EXERCISE REQUIREMENTS>
Please write out every line of the listing without alteration, but omit the images.

RECORDS FOR PROCESSING>
┄┄┄┄┄┄
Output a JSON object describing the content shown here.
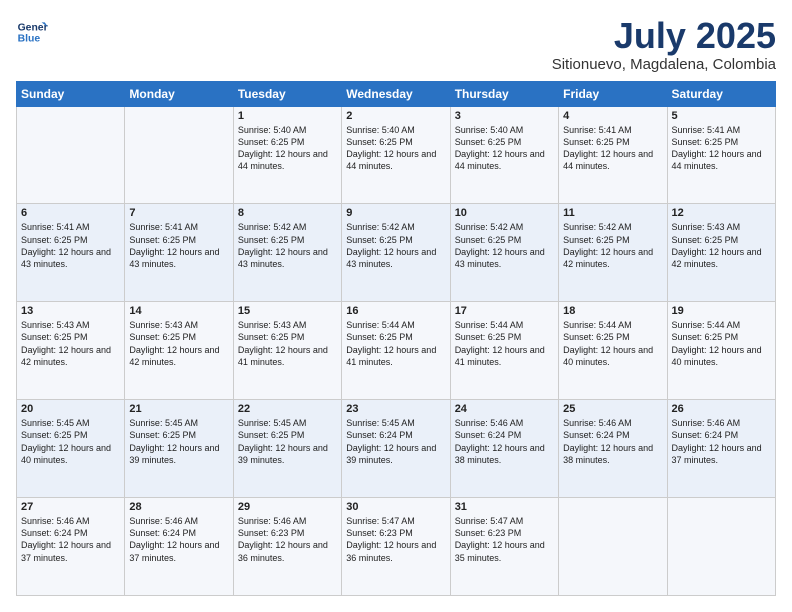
{
  "logo": {
    "line1": "General",
    "line2": "Blue"
  },
  "title": "July 2025",
  "subtitle": "Sitionuevo, Magdalena, Colombia",
  "header": {
    "days": [
      "Sunday",
      "Monday",
      "Tuesday",
      "Wednesday",
      "Thursday",
      "Friday",
      "Saturday"
    ]
  },
  "weeks": [
    [
      {
        "day": "",
        "info": ""
      },
      {
        "day": "",
        "info": ""
      },
      {
        "day": "1",
        "info": "Sunrise: 5:40 AM\nSunset: 6:25 PM\nDaylight: 12 hours and 44 minutes."
      },
      {
        "day": "2",
        "info": "Sunrise: 5:40 AM\nSunset: 6:25 PM\nDaylight: 12 hours and 44 minutes."
      },
      {
        "day": "3",
        "info": "Sunrise: 5:40 AM\nSunset: 6:25 PM\nDaylight: 12 hours and 44 minutes."
      },
      {
        "day": "4",
        "info": "Sunrise: 5:41 AM\nSunset: 6:25 PM\nDaylight: 12 hours and 44 minutes."
      },
      {
        "day": "5",
        "info": "Sunrise: 5:41 AM\nSunset: 6:25 PM\nDaylight: 12 hours and 44 minutes."
      }
    ],
    [
      {
        "day": "6",
        "info": "Sunrise: 5:41 AM\nSunset: 6:25 PM\nDaylight: 12 hours and 43 minutes."
      },
      {
        "day": "7",
        "info": "Sunrise: 5:41 AM\nSunset: 6:25 PM\nDaylight: 12 hours and 43 minutes."
      },
      {
        "day": "8",
        "info": "Sunrise: 5:42 AM\nSunset: 6:25 PM\nDaylight: 12 hours and 43 minutes."
      },
      {
        "day": "9",
        "info": "Sunrise: 5:42 AM\nSunset: 6:25 PM\nDaylight: 12 hours and 43 minutes."
      },
      {
        "day": "10",
        "info": "Sunrise: 5:42 AM\nSunset: 6:25 PM\nDaylight: 12 hours and 43 minutes."
      },
      {
        "day": "11",
        "info": "Sunrise: 5:42 AM\nSunset: 6:25 PM\nDaylight: 12 hours and 42 minutes."
      },
      {
        "day": "12",
        "info": "Sunrise: 5:43 AM\nSunset: 6:25 PM\nDaylight: 12 hours and 42 minutes."
      }
    ],
    [
      {
        "day": "13",
        "info": "Sunrise: 5:43 AM\nSunset: 6:25 PM\nDaylight: 12 hours and 42 minutes."
      },
      {
        "day": "14",
        "info": "Sunrise: 5:43 AM\nSunset: 6:25 PM\nDaylight: 12 hours and 42 minutes."
      },
      {
        "day": "15",
        "info": "Sunrise: 5:43 AM\nSunset: 6:25 PM\nDaylight: 12 hours and 41 minutes."
      },
      {
        "day": "16",
        "info": "Sunrise: 5:44 AM\nSunset: 6:25 PM\nDaylight: 12 hours and 41 minutes."
      },
      {
        "day": "17",
        "info": "Sunrise: 5:44 AM\nSunset: 6:25 PM\nDaylight: 12 hours and 41 minutes."
      },
      {
        "day": "18",
        "info": "Sunrise: 5:44 AM\nSunset: 6:25 PM\nDaylight: 12 hours and 40 minutes."
      },
      {
        "day": "19",
        "info": "Sunrise: 5:44 AM\nSunset: 6:25 PM\nDaylight: 12 hours and 40 minutes."
      }
    ],
    [
      {
        "day": "20",
        "info": "Sunrise: 5:45 AM\nSunset: 6:25 PM\nDaylight: 12 hours and 40 minutes."
      },
      {
        "day": "21",
        "info": "Sunrise: 5:45 AM\nSunset: 6:25 PM\nDaylight: 12 hours and 39 minutes."
      },
      {
        "day": "22",
        "info": "Sunrise: 5:45 AM\nSunset: 6:25 PM\nDaylight: 12 hours and 39 minutes."
      },
      {
        "day": "23",
        "info": "Sunrise: 5:45 AM\nSunset: 6:24 PM\nDaylight: 12 hours and 39 minutes."
      },
      {
        "day": "24",
        "info": "Sunrise: 5:46 AM\nSunset: 6:24 PM\nDaylight: 12 hours and 38 minutes."
      },
      {
        "day": "25",
        "info": "Sunrise: 5:46 AM\nSunset: 6:24 PM\nDaylight: 12 hours and 38 minutes."
      },
      {
        "day": "26",
        "info": "Sunrise: 5:46 AM\nSunset: 6:24 PM\nDaylight: 12 hours and 37 minutes."
      }
    ],
    [
      {
        "day": "27",
        "info": "Sunrise: 5:46 AM\nSunset: 6:24 PM\nDaylight: 12 hours and 37 minutes."
      },
      {
        "day": "28",
        "info": "Sunrise: 5:46 AM\nSunset: 6:24 PM\nDaylight: 12 hours and 37 minutes."
      },
      {
        "day": "29",
        "info": "Sunrise: 5:46 AM\nSunset: 6:23 PM\nDaylight: 12 hours and 36 minutes."
      },
      {
        "day": "30",
        "info": "Sunrise: 5:47 AM\nSunset: 6:23 PM\nDaylight: 12 hours and 36 minutes."
      },
      {
        "day": "31",
        "info": "Sunrise: 5:47 AM\nSunset: 6:23 PM\nDaylight: 12 hours and 35 minutes."
      },
      {
        "day": "",
        "info": ""
      },
      {
        "day": "",
        "info": ""
      }
    ]
  ]
}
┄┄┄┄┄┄
EXPECTED ANSWER>
Output a JSON object describing the content shown here.
{
  "logo": {
    "line1": "General",
    "line2": "Blue"
  },
  "title": "July 2025",
  "subtitle": "Sitionuevo, Magdalena, Colombia",
  "header": {
    "days": [
      "Sunday",
      "Monday",
      "Tuesday",
      "Wednesday",
      "Thursday",
      "Friday",
      "Saturday"
    ]
  },
  "weeks": [
    [
      {
        "day": "",
        "info": ""
      },
      {
        "day": "",
        "info": ""
      },
      {
        "day": "1",
        "info": "Sunrise: 5:40 AM\nSunset: 6:25 PM\nDaylight: 12 hours and 44 minutes."
      },
      {
        "day": "2",
        "info": "Sunrise: 5:40 AM\nSunset: 6:25 PM\nDaylight: 12 hours and 44 minutes."
      },
      {
        "day": "3",
        "info": "Sunrise: 5:40 AM\nSunset: 6:25 PM\nDaylight: 12 hours and 44 minutes."
      },
      {
        "day": "4",
        "info": "Sunrise: 5:41 AM\nSunset: 6:25 PM\nDaylight: 12 hours and 44 minutes."
      },
      {
        "day": "5",
        "info": "Sunrise: 5:41 AM\nSunset: 6:25 PM\nDaylight: 12 hours and 44 minutes."
      }
    ],
    [
      {
        "day": "6",
        "info": "Sunrise: 5:41 AM\nSunset: 6:25 PM\nDaylight: 12 hours and 43 minutes."
      },
      {
        "day": "7",
        "info": "Sunrise: 5:41 AM\nSunset: 6:25 PM\nDaylight: 12 hours and 43 minutes."
      },
      {
        "day": "8",
        "info": "Sunrise: 5:42 AM\nSunset: 6:25 PM\nDaylight: 12 hours and 43 minutes."
      },
      {
        "day": "9",
        "info": "Sunrise: 5:42 AM\nSunset: 6:25 PM\nDaylight: 12 hours and 43 minutes."
      },
      {
        "day": "10",
        "info": "Sunrise: 5:42 AM\nSunset: 6:25 PM\nDaylight: 12 hours and 43 minutes."
      },
      {
        "day": "11",
        "info": "Sunrise: 5:42 AM\nSunset: 6:25 PM\nDaylight: 12 hours and 42 minutes."
      },
      {
        "day": "12",
        "info": "Sunrise: 5:43 AM\nSunset: 6:25 PM\nDaylight: 12 hours and 42 minutes."
      }
    ],
    [
      {
        "day": "13",
        "info": "Sunrise: 5:43 AM\nSunset: 6:25 PM\nDaylight: 12 hours and 42 minutes."
      },
      {
        "day": "14",
        "info": "Sunrise: 5:43 AM\nSunset: 6:25 PM\nDaylight: 12 hours and 42 minutes."
      },
      {
        "day": "15",
        "info": "Sunrise: 5:43 AM\nSunset: 6:25 PM\nDaylight: 12 hours and 41 minutes."
      },
      {
        "day": "16",
        "info": "Sunrise: 5:44 AM\nSunset: 6:25 PM\nDaylight: 12 hours and 41 minutes."
      },
      {
        "day": "17",
        "info": "Sunrise: 5:44 AM\nSunset: 6:25 PM\nDaylight: 12 hours and 41 minutes."
      },
      {
        "day": "18",
        "info": "Sunrise: 5:44 AM\nSunset: 6:25 PM\nDaylight: 12 hours and 40 minutes."
      },
      {
        "day": "19",
        "info": "Sunrise: 5:44 AM\nSunset: 6:25 PM\nDaylight: 12 hours and 40 minutes."
      }
    ],
    [
      {
        "day": "20",
        "info": "Sunrise: 5:45 AM\nSunset: 6:25 PM\nDaylight: 12 hours and 40 minutes."
      },
      {
        "day": "21",
        "info": "Sunrise: 5:45 AM\nSunset: 6:25 PM\nDaylight: 12 hours and 39 minutes."
      },
      {
        "day": "22",
        "info": "Sunrise: 5:45 AM\nSunset: 6:25 PM\nDaylight: 12 hours and 39 minutes."
      },
      {
        "day": "23",
        "info": "Sunrise: 5:45 AM\nSunset: 6:24 PM\nDaylight: 12 hours and 39 minutes."
      },
      {
        "day": "24",
        "info": "Sunrise: 5:46 AM\nSunset: 6:24 PM\nDaylight: 12 hours and 38 minutes."
      },
      {
        "day": "25",
        "info": "Sunrise: 5:46 AM\nSunset: 6:24 PM\nDaylight: 12 hours and 38 minutes."
      },
      {
        "day": "26",
        "info": "Sunrise: 5:46 AM\nSunset: 6:24 PM\nDaylight: 12 hours and 37 minutes."
      }
    ],
    [
      {
        "day": "27",
        "info": "Sunrise: 5:46 AM\nSunset: 6:24 PM\nDaylight: 12 hours and 37 minutes."
      },
      {
        "day": "28",
        "info": "Sunrise: 5:46 AM\nSunset: 6:24 PM\nDaylight: 12 hours and 37 minutes."
      },
      {
        "day": "29",
        "info": "Sunrise: 5:46 AM\nSunset: 6:23 PM\nDaylight: 12 hours and 36 minutes."
      },
      {
        "day": "30",
        "info": "Sunrise: 5:47 AM\nSunset: 6:23 PM\nDaylight: 12 hours and 36 minutes."
      },
      {
        "day": "31",
        "info": "Sunrise: 5:47 AM\nSunset: 6:23 PM\nDaylight: 12 hours and 35 minutes."
      },
      {
        "day": "",
        "info": ""
      },
      {
        "day": "",
        "info": ""
      }
    ]
  ]
}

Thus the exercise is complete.